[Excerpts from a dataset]
>>>

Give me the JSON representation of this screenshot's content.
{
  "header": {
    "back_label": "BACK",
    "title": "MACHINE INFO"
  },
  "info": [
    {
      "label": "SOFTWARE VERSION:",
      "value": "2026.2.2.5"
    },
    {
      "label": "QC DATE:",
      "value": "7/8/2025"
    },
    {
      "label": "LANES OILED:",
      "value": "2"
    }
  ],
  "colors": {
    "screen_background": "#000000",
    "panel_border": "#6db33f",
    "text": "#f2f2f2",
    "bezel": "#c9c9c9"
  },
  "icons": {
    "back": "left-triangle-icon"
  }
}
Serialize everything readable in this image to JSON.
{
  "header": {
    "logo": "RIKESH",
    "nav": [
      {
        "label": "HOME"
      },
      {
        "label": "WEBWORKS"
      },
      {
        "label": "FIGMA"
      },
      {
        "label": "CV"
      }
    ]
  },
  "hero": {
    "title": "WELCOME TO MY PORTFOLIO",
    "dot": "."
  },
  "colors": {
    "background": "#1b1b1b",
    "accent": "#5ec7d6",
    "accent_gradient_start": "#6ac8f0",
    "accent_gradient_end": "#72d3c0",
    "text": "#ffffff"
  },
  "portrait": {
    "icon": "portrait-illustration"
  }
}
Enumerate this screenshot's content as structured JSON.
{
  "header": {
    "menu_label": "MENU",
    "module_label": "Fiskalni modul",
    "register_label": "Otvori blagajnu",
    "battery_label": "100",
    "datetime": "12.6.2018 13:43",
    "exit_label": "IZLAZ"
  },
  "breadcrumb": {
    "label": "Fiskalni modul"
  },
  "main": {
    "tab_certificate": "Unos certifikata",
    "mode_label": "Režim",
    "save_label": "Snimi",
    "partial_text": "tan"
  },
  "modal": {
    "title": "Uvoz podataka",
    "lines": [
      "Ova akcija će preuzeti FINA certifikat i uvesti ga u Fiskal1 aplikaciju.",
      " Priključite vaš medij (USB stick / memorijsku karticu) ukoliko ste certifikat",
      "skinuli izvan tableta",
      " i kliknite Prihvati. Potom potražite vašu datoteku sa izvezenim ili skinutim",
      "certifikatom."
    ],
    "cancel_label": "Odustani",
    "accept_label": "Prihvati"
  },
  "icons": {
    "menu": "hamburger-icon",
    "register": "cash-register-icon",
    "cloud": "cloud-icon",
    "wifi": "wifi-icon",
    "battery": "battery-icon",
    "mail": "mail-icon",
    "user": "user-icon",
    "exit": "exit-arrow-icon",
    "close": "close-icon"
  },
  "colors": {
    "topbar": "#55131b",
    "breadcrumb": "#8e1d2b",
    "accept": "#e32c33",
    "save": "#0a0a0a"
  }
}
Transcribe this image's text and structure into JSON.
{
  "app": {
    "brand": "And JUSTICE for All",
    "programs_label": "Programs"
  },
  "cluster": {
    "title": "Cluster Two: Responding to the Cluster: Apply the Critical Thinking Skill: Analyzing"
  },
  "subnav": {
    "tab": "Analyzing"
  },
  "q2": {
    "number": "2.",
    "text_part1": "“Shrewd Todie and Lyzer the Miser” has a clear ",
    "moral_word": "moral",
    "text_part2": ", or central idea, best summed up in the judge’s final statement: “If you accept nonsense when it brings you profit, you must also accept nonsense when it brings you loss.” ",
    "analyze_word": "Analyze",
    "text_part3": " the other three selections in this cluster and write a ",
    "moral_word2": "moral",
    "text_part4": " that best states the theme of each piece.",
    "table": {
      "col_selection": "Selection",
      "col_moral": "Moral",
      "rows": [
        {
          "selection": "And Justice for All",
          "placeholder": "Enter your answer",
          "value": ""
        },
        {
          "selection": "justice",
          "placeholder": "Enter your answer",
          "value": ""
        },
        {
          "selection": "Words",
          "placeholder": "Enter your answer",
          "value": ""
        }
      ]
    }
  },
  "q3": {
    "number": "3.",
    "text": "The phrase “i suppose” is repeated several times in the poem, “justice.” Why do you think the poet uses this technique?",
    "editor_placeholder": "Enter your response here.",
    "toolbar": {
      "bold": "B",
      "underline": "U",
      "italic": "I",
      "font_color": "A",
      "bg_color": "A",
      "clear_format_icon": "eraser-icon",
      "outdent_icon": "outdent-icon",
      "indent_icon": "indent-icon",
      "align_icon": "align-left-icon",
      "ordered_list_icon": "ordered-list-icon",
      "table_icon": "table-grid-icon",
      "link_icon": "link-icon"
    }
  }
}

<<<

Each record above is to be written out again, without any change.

Give me the JSON representation of this screenshot's content.
{
  "header": {
    "back_label": "BACK",
    "title": "MACHINE INFO"
  },
  "info": [
    {
      "label": "SOFTWARE VERSION:",
      "value": "2026.2.2.5"
    },
    {
      "label": "QC DATE:",
      "value": "7/8/2025"
    },
    {
      "label": "LANES OILED:",
      "value": "2"
    }
  ],
  "colors": {
    "screen_background": "#000000",
    "panel_border": "#6db33f",
    "text": "#f2f2f2",
    "bezel": "#c9c9c9"
  },
  "icons": {
    "back": "left-triangle-icon"
  }
}
Serialize everything readable in this image to JSON.
{
  "header": {
    "logo": "RIKESH",
    "nav": [
      {
        "label": "HOME"
      },
      {
        "label": "WEBWORKS"
      },
      {
        "label": "FIGMA"
      },
      {
        "label": "CV"
      }
    ]
  },
  "hero": {
    "title": "WELCOME TO MY PORTFOLIO",
    "dot": "."
  },
  "colors": {
    "background": "#1b1b1b",
    "accent": "#5ec7d6",
    "accent_gradient_start": "#6ac8f0",
    "accent_gradient_end": "#72d3c0",
    "text": "#ffffff"
  },
  "portrait": {
    "icon": "portrait-illustration"
  }
}
Enumerate this screenshot's content as structured JSON.
{
  "header": {
    "menu_label": "MENU",
    "module_label": "Fiskalni modul",
    "register_label": "Otvori blagajnu",
    "battery_label": "100",
    "datetime": "12.6.2018 13:43",
    "exit_label": "IZLAZ"
  },
  "breadcrumb": {
    "label": "Fiskalni modul"
  },
  "main": {
    "tab_certificate": "Unos certifikata",
    "mode_label": "Režim",
    "save_label": "Snimi",
    "partial_text": "tan"
  },
  "modal": {
    "title": "Uvoz podataka",
    "lines": [
      "Ova akcija će preuzeti FINA certifikat i uvesti ga u Fiskal1 aplikaciju.",
      " Priključite vaš medij (USB stick / memorijsku karticu) ukoliko ste certifikat",
      "skinuli izvan tableta",
      " i kliknite Prihvati. Potom potražite vašu datoteku sa izvezenim ili skinutim",
      "certifikatom."
    ],
    "cancel_label": "Odustani",
    "accept_label": "Prihvati"
  },
  "icons": {
    "menu": "hamburger-icon",
    "register": "cash-register-icon",
    "cloud": "cloud-icon",
    "wifi": "wifi-icon",
    "battery": "battery-icon",
    "mail": "mail-icon",
    "user": "user-icon",
    "exit": "exit-arrow-icon",
    "close": "close-icon"
  },
  "colors": {
    "topbar": "#55131b",
    "breadcrumb": "#8e1d2b",
    "accept": "#e32c33",
    "save": "#0a0a0a"
  }
}
Transcribe this image's text and structure into JSON.
{
  "app": {
    "brand": "And JUSTICE for All",
    "programs_label": "Programs"
  },
  "cluster": {
    "title": "Cluster Two: Responding to the Cluster: Apply the Critical Thinking Skill: Analyzing"
  },
  "subnav": {
    "tab": "Analyzing"
  },
  "q2": {
    "number": "2.",
    "text_part1": "“Shrewd Todie and Lyzer the Miser” has a clear ",
    "moral_word": "moral",
    "text_part2": ", or central idea, best summed up in the judge’s final statement: “If you accept nonsense when it brings you profit, you must also accept nonsense when it brings you loss.” ",
    "analyze_word": "Analyze",
    "text_part3": " the other three selections in this cluster and write a ",
    "moral_word2": "moral",
    "text_part4": " that best states the theme of each piece.",
    "table": {
      "col_selection": "Selection",
      "col_moral": "Moral",
      "rows": [
        {
          "selection": "And Justice for All",
          "placeholder": "Enter your answer",
          "value": ""
        },
        {
          "selection": "justice",
          "placeholder": "Enter your answer",
          "value": ""
        },
        {
          "selection": "Words",
          "placeholder": "Enter your answer",
          "value": ""
        }
      ]
    }
  },
  "q3": {
    "number": "3.",
    "text": "The phrase “i suppose” is repeated several times in the poem, “justice.” Why do you think the poet uses this technique?",
    "editor_placeholder": "Enter your response here.",
    "toolbar": {
      "bold": "B",
      "underline": "U",
      "italic": "I",
      "font_color": "A",
      "bg_color": "A",
      "clear_format_icon": "eraser-icon",
      "outdent_icon": "outdent-icon",
      "indent_icon": "indent-icon",
      "align_icon": "align-left-icon",
      "ordered_list_icon": "ordered-list-icon",
      "table_icon": "table-grid-icon",
      "link_icon": "link-icon"
    }
  }
}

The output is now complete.